All these things — the noise, the power, the looks, the lack of extra seats except for one other human being if you want — are what make the F-Type so satisfying to drive. This goes back to that concept I mentioned earlier: automotive therapy.
Maybe it’s stress at work, or long-running bullshit with a friend or a family member, or just the generalized irritations that come with everyday life. A good, wide open road free of distractions or other cars or police radar with an F-Type R is better than any pills your doctor can prescribe. Doing it in a fast, two-seat sports car with the top down just makes it happen in ways that a fast sedan or SUV never really can, no matter how hard they try.
Nobody else, no outside interference, just you and the car. Being selfish is good here. Do something for yourself. You’ll live longer, maybe.
The downside is that all that automotive therapy, like most therapy, comes with a hefty price tag. Options like blind spot monitoring (which quit working halfway through every drive — what, you expect a Jag to work right all the time?) brought this car to a staggering $120,395.
You, the astute reader, will note that that’s almost the price of two Corvette Stingrays, a car that’s as good as or better than the F-Type in pretty much every single way.
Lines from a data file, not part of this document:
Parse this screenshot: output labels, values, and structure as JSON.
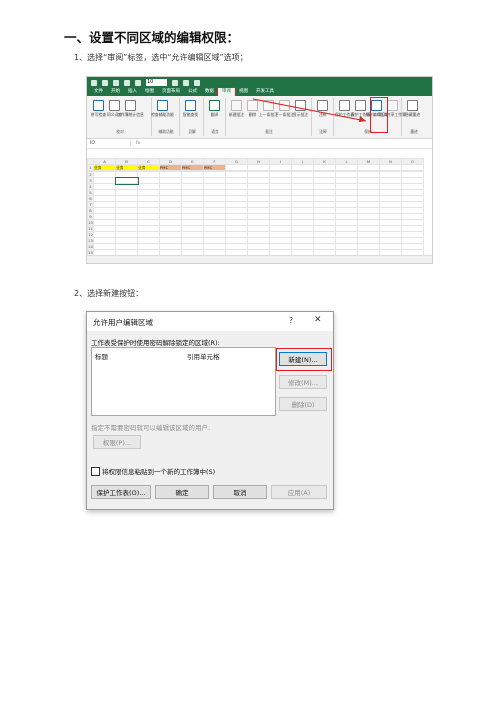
{
  "doc": {
    "heading": "一、设置不同区域的编辑权限：",
    "step1": "1、选择“审阅”标签，选中“允许编辑区域”选项；",
    "step2": "2、选择新建按钮："
  },
  "excel": {
    "font_size_value": "10",
    "menu": [
      "文件",
      "开始",
      "插入",
      "绘图",
      "页面布局",
      "公式",
      "数据",
      "审阅",
      "视图",
      "开发工具"
    ],
    "active_tab": "审阅",
    "groups": [
      {
        "name": "校对",
        "buttons": [
          "拼写检查",
          "同义词库",
          "工作簿统计信息"
        ]
      },
      {
        "name": "辅助功能",
        "buttons": [
          "检查辅助功能"
        ]
      },
      {
        "name": "见解",
        "buttons": [
          "智能查找"
        ]
      },
      {
        "name": "语言",
        "buttons": [
          "翻译"
        ]
      },
      {
        "name": "批注",
        "buttons": [
          "新建批注",
          "删除",
          "上一条批注",
          "下一条批注",
          "显示批注"
        ]
      },
      {
        "name": "注释",
        "buttons": [
          "注释"
        ]
      },
      {
        "name": "保护",
        "buttons": [
          "保护工作表",
          "保护工作簿",
          "允许编辑区域",
          "取消共享工作簿"
        ]
      },
      {
        "name": "墨迹",
        "buttons": [
          "隐藏墨迹"
        ]
      }
    ],
    "name_box": "IO",
    "fx": "fx",
    "col_headers": [
      "",
      "A",
      "B",
      "C",
      "D",
      "E",
      "F",
      "G",
      "H",
      "I",
      "J",
      "K",
      "L",
      "M",
      "N",
      "O"
    ],
    "row1": [
      "1",
      "业务",
      "业务",
      "业务",
      "PMC",
      "PMC",
      "PMC",
      "",
      "",
      "",
      "",
      "",
      "",
      "",
      "",
      ""
    ],
    "row_numbers": [
      "2",
      "3",
      "4",
      "5",
      "6",
      "7",
      "8",
      "9",
      "10",
      "11",
      "12",
      "13",
      "14",
      "15",
      "16"
    ]
  },
  "dialog": {
    "title": "允许用户编辑区域",
    "help": "?",
    "close": "✕",
    "area_label": "工作表受保护时使用密码解除锁定的区域(R):",
    "col_title": "标题",
    "col_ref": "引用单元格",
    "new_button": "新建(N)...",
    "modify_button": "修改(M)...",
    "delete_button": "删除(D)",
    "no_pwd_label": "指定不需要密码就可以编辑该区域的用户:",
    "perm_button": "权限(P)...",
    "paste_checkbox": "将权限信息粘贴到一个新的工作簿中(S)",
    "protect_button": "保护工作表(O)...",
    "ok_button": "确定",
    "cancel_button": "取消",
    "apply_button": "应用(A)"
  },
  "colors": {
    "excel_green": "#217346",
    "highlight_red": "#e02020",
    "yellow": "#ffff00",
    "orange": "#f4b183"
  }
}
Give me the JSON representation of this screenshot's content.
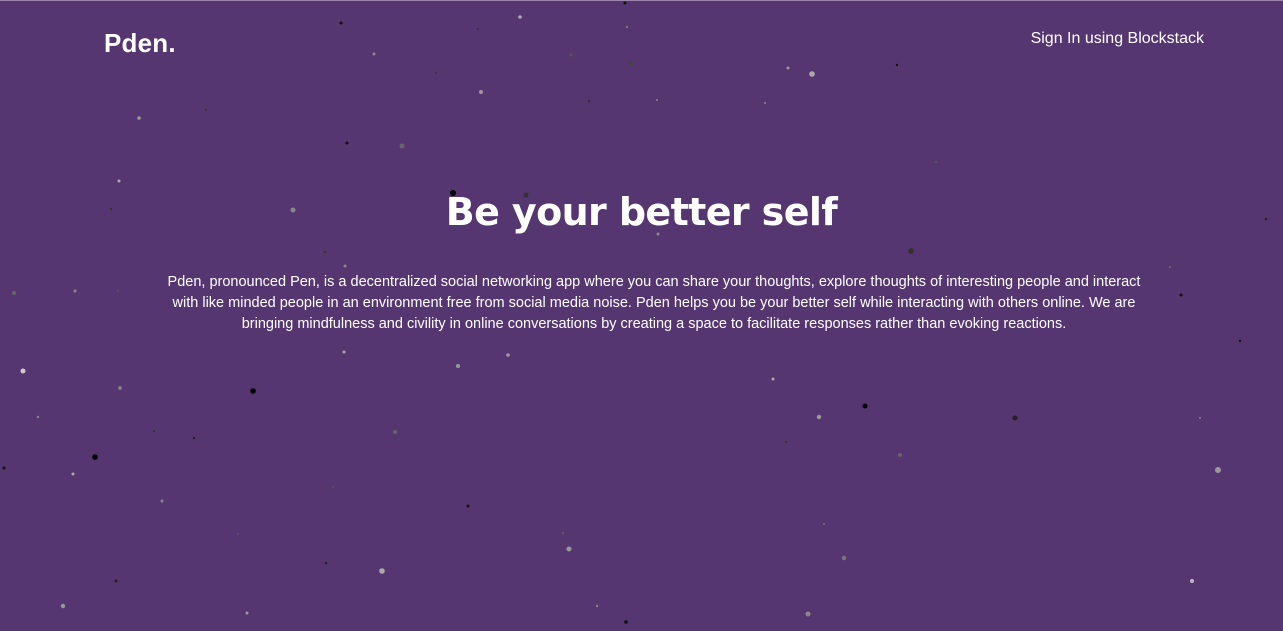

But that’s a loaded F-Type, and similar kicks can easily be had with lesser models. I know this because I’ve done it. And if nothing else, the F-Type makes a case for the relevance of the modern pure sports car.
It may even be the future of human-driven driving. It’s the one thing that doesn’t fit into the world of autonomous taxi-pods the tech world’s thought leaders think we should all be riding around in within a few years, or decades. One can easily see the value in an autonomous sedan, or an autonomous sport utility vehicle, an autonomous minivan… but an autonomous sports car? What’s the point?
The world can have their autonomous pods, but if the future has sports cars like the F-Type in it, I won’t mind much. That’s where I will be.
All photos credit Kurt Bradley
Contact the author at email@example.com.